All in all Manfred comes off pretty sensible about such things. Asked about the “play the game the right way” debate over bat flips and whatnot, Manfred correctly notes that the players are the ones who decide how the game is to be played, not the league and, specifically, not retired players. Take this as the most polite “thanks for your comments Goose Gossage and Mike Schmidt, but who cares?” opinion you’ll ever see.

More substantively Manfred talks about platforms for rights deals and things and acknowledges that, yes, cord cutting is an issue. It’s one he thinks MLB is well-positioned to survive, however, given MLB Advanced Media and its streaming infrastructure. He was not asked how anyone who actually cuts the cord is ever supposed to be able to stream their local team, however, given that such streaming is still limited to those with cable subscriptions. That remains the single biggest question facing baseball broadcasting today (see below for more on that). Oh, and by the way, Manfred also says that it’s not impossible to imagine companies like Facebook, Amazon or Google as rights partners one day. How that would work is anyone’s guess but he used the term “aggregators” which opens up a number of interesting questions about how one could consume baseball on those platforms.

The one somewhat unsatisfying thing Manfred said came in response to a question about the demographic challenges baseball faces. Specifically: how can baseball get younger fans?

Manfred mentions SnapChat and Twitter and stuff. That’s not really an answer. Those are mediums to deliver certain very small parts of the baseball experience, not means of large scale fan-building. As we’ve noted here in the past, making games themselves more accessible — not players goofing off or MLB engaging in subtle brand-partner messaging — is what will bring in younger fans. Force them to sign up for a $150 cable bundle and you’re not going to get as many young people as you used to.
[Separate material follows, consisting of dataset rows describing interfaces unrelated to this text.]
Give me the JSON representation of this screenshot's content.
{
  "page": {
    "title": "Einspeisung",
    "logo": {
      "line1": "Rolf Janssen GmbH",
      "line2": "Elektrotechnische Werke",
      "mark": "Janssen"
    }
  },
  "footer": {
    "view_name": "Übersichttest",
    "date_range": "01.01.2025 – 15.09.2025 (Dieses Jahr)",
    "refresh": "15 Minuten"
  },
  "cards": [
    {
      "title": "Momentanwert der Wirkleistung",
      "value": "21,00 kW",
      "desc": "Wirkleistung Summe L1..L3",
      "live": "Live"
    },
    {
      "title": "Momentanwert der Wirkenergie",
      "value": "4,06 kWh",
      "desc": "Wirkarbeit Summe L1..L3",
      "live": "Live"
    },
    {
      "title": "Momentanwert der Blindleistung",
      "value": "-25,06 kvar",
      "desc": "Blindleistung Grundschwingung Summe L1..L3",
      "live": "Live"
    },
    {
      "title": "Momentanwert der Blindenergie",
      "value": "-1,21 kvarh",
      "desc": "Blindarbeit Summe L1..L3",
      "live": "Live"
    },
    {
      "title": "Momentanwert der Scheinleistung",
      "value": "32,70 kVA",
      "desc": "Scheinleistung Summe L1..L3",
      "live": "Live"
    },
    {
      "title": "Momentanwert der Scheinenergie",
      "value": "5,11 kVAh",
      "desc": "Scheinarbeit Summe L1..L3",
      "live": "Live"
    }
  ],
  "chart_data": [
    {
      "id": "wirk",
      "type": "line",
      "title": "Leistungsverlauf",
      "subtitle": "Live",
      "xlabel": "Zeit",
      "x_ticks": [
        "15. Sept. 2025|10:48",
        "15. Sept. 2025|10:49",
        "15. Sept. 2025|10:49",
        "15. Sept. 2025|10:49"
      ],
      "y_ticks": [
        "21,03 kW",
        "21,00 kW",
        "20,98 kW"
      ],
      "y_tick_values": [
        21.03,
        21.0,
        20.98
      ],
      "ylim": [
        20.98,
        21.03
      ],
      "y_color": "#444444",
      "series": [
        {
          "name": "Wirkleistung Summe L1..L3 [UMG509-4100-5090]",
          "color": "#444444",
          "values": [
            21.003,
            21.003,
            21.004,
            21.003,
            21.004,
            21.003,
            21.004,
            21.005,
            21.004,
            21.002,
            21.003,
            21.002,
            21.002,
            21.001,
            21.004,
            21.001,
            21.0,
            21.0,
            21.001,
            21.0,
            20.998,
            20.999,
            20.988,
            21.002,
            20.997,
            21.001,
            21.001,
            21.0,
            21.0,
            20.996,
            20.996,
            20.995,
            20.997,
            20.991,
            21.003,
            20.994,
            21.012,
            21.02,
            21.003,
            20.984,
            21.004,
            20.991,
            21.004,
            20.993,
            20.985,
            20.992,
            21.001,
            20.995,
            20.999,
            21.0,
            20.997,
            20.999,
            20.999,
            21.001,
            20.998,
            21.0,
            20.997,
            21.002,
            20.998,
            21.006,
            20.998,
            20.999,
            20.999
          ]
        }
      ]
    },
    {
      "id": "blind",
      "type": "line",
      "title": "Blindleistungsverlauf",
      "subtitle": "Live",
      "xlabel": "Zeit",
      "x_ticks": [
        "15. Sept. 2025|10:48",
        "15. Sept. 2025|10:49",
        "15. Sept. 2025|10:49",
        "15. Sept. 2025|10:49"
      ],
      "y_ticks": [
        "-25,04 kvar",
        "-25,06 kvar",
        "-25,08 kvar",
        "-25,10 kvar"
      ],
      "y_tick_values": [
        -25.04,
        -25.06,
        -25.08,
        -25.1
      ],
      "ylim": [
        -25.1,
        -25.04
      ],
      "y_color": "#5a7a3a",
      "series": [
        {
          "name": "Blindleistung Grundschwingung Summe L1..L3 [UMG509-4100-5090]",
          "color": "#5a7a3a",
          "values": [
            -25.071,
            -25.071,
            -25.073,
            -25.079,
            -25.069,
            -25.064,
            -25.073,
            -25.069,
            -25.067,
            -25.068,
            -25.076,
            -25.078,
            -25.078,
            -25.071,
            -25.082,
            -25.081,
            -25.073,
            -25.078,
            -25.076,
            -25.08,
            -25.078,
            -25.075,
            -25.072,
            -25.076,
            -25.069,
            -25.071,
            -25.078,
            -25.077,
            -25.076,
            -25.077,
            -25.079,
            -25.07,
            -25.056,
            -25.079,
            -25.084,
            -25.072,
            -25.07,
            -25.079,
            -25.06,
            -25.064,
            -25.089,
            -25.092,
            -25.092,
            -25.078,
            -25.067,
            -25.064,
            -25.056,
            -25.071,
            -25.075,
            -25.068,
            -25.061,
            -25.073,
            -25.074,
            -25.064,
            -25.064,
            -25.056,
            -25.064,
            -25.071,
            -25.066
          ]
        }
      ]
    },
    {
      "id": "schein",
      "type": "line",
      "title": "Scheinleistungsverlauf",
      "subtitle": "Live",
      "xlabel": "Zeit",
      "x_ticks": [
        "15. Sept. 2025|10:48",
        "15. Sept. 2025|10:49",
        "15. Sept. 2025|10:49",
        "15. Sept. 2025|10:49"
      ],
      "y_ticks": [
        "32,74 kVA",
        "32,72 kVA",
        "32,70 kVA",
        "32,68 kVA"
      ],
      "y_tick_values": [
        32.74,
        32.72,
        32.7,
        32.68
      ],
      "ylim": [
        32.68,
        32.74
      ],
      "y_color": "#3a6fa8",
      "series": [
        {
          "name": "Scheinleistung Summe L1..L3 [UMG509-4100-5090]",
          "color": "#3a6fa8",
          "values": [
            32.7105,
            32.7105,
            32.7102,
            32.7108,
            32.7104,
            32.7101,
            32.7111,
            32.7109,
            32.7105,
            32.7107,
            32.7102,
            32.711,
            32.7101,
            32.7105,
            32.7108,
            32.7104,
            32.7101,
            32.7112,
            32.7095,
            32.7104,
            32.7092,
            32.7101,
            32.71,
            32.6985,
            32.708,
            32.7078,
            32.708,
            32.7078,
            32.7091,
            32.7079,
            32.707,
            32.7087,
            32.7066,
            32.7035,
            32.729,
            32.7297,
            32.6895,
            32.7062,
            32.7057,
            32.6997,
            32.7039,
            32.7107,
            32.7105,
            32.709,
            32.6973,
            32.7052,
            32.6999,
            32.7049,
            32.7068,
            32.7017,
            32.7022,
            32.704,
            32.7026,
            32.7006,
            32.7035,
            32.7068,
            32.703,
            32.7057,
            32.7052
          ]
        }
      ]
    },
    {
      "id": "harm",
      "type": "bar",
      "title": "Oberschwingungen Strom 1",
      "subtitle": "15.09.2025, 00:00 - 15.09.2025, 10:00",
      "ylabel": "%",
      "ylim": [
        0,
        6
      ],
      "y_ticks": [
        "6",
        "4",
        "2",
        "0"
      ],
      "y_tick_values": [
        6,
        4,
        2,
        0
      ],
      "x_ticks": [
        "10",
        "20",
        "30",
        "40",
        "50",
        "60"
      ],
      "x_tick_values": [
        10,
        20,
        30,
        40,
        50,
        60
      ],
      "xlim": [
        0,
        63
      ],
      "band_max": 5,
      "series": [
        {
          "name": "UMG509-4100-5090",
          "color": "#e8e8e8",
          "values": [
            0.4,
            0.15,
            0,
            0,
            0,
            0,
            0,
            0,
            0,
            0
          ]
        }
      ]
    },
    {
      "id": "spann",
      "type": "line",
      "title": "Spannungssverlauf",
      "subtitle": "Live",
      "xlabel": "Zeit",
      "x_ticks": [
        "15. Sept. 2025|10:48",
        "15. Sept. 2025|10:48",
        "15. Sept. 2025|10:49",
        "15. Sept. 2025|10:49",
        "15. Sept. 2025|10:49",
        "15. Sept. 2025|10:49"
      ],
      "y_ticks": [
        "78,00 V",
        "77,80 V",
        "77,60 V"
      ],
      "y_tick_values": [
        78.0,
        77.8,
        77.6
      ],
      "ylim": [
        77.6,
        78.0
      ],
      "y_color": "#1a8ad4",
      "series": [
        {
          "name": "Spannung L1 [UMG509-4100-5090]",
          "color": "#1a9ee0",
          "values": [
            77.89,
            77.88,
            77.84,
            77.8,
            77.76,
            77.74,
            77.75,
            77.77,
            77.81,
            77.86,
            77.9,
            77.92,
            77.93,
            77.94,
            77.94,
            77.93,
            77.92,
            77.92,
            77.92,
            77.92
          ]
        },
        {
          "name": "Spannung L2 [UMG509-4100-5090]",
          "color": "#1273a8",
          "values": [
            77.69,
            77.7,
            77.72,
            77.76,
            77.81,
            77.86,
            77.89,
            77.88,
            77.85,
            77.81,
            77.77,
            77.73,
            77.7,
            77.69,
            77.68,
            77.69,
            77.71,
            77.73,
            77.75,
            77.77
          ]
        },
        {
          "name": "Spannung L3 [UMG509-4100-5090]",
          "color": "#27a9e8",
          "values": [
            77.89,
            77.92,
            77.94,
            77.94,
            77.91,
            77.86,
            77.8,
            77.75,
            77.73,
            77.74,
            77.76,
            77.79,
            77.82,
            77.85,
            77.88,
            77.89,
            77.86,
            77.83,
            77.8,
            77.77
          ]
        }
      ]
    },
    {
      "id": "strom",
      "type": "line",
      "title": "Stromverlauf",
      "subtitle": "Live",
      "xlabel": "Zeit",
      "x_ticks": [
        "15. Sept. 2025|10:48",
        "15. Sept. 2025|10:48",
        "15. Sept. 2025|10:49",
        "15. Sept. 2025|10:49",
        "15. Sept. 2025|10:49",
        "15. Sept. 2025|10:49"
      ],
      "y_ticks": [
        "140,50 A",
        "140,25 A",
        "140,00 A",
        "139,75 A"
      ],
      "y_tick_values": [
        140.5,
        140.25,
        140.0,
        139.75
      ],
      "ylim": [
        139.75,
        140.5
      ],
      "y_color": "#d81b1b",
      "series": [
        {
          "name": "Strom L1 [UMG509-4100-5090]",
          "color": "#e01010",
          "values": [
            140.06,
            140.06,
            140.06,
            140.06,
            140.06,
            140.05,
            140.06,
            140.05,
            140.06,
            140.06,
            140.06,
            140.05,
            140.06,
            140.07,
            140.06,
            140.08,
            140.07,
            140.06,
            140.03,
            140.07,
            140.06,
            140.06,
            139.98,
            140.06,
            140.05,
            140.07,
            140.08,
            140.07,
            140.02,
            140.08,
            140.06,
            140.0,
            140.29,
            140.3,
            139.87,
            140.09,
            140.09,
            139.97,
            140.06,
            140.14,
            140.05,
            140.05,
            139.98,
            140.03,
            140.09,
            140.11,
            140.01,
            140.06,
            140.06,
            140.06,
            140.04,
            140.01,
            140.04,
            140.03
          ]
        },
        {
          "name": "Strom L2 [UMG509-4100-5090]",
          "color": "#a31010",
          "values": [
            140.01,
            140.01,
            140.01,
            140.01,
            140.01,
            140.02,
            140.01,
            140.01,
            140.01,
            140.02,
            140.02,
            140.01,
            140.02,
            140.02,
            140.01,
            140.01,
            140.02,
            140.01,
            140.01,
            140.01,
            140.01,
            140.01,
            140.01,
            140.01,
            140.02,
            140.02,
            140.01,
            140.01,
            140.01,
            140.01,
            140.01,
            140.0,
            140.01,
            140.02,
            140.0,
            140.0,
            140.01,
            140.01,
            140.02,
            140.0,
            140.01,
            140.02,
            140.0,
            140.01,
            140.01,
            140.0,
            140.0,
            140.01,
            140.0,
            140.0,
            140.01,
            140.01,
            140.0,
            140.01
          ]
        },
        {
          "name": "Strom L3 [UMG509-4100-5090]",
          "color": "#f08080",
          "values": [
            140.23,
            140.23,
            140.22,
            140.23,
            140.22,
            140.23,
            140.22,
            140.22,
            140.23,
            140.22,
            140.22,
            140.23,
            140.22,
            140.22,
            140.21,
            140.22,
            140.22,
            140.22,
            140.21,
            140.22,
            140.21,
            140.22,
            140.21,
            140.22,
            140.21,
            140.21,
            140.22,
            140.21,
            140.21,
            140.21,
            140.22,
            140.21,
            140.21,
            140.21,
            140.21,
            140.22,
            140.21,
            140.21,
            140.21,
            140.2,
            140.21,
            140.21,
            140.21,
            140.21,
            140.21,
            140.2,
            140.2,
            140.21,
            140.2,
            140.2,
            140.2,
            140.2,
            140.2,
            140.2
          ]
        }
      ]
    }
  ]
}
Which means: maybe acknowledge the link between your streaming and your demographic challenges and you’ll get someplace.